[REQUIRED ACTION] Scan the listing and copy each line where the word "Drill" is present.

------------

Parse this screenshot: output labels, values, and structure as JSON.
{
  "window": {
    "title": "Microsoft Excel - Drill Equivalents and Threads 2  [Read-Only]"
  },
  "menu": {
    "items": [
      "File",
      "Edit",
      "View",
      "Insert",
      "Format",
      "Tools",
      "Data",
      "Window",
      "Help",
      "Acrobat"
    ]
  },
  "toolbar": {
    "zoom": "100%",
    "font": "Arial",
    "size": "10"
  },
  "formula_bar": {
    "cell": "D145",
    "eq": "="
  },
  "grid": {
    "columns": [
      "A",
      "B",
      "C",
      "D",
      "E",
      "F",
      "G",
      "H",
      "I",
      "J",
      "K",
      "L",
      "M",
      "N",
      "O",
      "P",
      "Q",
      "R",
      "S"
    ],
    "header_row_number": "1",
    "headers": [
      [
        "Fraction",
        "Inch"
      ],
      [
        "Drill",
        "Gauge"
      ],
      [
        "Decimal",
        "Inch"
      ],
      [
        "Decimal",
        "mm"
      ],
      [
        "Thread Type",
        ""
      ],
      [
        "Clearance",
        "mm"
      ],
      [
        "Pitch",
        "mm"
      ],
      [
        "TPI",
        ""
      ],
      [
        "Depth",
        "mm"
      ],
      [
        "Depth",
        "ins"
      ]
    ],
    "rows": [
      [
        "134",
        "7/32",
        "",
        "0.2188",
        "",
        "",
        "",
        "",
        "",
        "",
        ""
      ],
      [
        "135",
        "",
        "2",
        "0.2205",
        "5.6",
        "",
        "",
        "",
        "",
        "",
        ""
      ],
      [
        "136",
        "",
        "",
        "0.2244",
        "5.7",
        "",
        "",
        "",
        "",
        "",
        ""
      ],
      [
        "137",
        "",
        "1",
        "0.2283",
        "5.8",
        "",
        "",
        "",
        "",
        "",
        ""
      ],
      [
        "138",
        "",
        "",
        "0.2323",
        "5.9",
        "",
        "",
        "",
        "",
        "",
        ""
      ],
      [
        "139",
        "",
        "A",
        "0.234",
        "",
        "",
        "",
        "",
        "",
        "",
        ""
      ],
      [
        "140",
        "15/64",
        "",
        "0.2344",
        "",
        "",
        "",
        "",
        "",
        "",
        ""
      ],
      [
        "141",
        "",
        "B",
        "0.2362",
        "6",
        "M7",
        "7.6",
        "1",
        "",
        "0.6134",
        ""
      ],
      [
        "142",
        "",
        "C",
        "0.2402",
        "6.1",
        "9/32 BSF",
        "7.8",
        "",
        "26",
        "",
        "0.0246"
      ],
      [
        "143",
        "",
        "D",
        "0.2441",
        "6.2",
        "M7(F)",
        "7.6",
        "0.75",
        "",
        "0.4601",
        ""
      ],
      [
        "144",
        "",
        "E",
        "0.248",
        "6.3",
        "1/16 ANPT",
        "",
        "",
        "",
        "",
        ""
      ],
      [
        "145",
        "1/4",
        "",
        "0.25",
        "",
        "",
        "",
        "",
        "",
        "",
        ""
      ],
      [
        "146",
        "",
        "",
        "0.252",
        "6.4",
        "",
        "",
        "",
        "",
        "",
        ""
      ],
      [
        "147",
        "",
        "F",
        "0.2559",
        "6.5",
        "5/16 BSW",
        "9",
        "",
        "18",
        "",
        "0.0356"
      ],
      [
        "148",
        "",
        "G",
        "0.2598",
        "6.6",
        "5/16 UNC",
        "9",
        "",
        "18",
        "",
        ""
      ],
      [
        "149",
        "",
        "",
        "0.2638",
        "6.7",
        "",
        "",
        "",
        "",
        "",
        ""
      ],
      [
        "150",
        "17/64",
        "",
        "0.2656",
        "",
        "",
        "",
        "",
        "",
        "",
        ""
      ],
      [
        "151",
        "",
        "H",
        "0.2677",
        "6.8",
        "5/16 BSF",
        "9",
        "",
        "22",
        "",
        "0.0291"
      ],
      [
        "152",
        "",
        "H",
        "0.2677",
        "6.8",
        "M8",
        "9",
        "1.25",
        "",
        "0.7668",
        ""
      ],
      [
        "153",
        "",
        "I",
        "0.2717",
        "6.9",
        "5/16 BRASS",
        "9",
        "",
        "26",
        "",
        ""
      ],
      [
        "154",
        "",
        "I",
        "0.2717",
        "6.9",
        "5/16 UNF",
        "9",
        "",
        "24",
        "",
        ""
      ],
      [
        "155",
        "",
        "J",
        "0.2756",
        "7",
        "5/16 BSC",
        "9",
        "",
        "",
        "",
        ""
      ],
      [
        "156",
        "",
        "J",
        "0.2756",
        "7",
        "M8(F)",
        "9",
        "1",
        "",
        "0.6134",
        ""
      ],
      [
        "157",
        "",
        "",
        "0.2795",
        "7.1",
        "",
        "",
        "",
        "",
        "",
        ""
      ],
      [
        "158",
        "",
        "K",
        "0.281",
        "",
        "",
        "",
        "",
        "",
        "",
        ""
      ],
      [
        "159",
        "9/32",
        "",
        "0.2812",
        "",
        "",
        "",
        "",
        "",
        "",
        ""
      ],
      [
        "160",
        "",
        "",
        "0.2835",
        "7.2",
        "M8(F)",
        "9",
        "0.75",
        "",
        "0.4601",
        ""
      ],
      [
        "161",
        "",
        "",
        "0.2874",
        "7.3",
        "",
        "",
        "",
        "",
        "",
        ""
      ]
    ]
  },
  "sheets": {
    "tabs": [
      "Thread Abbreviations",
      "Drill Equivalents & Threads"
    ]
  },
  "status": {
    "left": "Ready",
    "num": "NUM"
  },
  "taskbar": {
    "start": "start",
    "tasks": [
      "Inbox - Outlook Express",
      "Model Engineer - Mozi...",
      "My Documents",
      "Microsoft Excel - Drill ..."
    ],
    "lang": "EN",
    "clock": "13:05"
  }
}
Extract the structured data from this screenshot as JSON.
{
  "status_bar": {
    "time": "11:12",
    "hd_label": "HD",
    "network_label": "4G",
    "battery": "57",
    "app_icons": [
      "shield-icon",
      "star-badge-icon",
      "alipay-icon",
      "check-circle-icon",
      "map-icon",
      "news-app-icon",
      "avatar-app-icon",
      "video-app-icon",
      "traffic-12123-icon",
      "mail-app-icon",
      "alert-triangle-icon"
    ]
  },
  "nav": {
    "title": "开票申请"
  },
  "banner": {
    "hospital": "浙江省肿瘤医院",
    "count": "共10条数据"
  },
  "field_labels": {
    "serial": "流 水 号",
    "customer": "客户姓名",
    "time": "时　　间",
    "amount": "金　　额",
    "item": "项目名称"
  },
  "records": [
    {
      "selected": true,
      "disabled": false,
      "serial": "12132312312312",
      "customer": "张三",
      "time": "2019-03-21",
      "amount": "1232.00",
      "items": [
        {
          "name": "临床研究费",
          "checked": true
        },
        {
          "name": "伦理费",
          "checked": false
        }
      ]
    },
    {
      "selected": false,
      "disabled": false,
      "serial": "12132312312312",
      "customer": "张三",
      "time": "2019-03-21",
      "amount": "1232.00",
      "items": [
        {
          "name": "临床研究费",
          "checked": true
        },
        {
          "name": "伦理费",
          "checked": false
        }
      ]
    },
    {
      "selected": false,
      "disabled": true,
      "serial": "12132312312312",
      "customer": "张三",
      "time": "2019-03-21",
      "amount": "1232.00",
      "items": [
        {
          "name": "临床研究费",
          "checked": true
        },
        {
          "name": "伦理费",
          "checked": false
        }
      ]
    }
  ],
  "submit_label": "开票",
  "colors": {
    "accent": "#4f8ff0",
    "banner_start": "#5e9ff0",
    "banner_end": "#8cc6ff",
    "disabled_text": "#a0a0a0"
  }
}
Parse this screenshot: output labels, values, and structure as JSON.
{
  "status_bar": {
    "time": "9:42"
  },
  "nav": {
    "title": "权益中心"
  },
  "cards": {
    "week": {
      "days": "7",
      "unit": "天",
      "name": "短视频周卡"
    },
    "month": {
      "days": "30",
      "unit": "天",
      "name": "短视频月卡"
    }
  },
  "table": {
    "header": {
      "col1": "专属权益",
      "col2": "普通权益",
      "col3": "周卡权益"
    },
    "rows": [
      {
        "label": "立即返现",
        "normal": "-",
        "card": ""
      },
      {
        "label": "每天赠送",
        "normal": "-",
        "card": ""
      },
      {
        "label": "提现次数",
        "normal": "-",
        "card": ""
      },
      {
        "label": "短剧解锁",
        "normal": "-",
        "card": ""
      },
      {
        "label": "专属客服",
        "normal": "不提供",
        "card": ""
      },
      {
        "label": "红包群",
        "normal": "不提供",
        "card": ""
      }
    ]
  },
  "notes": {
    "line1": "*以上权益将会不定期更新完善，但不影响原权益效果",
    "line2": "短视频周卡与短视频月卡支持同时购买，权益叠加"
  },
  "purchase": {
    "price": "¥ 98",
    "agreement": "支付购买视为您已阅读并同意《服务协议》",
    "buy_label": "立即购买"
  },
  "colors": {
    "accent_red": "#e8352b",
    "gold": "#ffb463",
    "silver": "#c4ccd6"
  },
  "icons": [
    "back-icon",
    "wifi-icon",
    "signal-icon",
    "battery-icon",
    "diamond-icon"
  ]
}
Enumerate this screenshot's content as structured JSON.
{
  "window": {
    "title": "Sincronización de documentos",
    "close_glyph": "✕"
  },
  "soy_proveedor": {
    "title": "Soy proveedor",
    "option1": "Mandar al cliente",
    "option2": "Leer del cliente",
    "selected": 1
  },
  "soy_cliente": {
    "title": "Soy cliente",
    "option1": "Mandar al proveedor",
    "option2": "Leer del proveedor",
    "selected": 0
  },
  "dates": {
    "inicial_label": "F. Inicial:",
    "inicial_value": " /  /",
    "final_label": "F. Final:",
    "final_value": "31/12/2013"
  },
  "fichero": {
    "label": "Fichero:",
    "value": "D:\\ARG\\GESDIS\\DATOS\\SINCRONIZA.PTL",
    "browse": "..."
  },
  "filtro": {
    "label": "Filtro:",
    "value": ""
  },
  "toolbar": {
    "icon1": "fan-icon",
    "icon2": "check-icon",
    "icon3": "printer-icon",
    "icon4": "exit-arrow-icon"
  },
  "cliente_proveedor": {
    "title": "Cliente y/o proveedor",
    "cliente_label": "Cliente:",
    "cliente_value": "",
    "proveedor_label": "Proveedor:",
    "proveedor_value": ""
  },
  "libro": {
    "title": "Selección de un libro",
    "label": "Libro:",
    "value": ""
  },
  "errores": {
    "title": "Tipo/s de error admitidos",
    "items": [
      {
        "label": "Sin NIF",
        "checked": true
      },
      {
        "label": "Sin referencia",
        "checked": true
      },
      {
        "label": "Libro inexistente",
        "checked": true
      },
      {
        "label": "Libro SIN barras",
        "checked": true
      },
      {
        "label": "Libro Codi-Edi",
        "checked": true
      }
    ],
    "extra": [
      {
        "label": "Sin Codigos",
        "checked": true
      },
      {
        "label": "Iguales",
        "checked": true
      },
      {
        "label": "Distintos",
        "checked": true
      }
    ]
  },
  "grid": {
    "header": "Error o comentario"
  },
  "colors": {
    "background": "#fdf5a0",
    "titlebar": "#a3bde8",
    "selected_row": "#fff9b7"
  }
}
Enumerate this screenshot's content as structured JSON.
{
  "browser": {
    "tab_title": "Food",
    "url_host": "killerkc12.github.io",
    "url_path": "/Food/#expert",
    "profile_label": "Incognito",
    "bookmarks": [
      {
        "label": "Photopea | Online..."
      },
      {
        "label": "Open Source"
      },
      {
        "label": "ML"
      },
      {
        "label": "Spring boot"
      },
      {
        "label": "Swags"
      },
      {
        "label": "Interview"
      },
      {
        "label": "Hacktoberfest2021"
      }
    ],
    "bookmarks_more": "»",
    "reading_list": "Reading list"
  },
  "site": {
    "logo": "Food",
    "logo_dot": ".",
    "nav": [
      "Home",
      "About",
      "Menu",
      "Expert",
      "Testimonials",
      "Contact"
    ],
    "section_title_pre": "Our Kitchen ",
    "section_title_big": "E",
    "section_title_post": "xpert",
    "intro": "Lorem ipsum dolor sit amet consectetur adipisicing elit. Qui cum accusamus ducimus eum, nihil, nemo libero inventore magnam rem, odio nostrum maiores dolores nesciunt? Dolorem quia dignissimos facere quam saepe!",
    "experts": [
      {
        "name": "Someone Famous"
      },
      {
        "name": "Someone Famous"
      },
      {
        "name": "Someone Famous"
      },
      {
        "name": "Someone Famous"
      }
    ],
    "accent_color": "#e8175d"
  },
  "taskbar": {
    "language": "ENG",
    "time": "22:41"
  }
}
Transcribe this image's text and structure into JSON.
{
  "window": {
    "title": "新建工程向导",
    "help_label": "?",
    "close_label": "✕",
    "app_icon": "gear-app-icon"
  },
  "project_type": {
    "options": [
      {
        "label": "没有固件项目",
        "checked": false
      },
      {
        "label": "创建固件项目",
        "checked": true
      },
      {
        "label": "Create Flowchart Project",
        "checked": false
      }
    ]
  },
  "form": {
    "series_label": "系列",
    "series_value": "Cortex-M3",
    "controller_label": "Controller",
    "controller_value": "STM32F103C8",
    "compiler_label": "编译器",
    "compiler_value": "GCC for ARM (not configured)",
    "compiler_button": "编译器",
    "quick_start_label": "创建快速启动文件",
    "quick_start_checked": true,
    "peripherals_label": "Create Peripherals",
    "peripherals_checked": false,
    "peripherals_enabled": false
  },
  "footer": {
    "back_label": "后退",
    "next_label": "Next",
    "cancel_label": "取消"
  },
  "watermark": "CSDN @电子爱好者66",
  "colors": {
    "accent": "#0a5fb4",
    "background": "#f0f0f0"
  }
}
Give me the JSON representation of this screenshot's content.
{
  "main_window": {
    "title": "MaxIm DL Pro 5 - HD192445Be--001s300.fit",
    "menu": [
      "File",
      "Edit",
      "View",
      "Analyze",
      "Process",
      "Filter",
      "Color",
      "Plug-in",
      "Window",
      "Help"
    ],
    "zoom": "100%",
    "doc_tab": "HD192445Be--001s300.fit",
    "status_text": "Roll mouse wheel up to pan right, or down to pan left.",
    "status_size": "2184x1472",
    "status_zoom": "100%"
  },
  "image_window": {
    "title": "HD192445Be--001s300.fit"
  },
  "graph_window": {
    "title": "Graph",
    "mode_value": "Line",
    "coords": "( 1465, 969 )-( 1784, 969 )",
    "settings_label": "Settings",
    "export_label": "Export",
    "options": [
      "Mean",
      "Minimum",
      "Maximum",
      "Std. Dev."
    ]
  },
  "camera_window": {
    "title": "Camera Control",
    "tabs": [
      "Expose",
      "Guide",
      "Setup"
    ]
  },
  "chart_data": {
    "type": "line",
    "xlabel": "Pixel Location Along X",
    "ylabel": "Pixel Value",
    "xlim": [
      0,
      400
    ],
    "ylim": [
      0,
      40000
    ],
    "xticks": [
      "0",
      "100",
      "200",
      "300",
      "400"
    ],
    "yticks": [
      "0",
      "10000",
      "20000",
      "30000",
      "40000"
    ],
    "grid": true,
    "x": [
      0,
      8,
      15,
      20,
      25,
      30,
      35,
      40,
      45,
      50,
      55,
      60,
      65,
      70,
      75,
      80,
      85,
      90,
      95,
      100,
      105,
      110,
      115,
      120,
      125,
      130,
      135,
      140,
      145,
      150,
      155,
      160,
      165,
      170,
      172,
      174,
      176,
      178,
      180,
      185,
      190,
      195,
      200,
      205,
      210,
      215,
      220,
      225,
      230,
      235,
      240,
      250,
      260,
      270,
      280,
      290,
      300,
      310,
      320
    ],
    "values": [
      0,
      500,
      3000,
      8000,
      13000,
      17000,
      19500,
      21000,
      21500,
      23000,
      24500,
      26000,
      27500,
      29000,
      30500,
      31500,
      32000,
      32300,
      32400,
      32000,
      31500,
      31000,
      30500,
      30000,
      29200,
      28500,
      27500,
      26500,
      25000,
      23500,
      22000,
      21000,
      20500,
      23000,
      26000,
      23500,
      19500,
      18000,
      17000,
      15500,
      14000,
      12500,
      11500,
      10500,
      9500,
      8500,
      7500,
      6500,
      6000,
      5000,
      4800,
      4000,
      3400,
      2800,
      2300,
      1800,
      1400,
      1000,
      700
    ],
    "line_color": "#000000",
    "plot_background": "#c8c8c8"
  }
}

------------

[WRITTEN REPLY]
    "title": "Microsoft Excel - Drill Equivalents and Threads 2  [Read-Only]"
        "Drill",
      "Drill Equivalents & Threads"
      "Microsoft Excel - Drill ..."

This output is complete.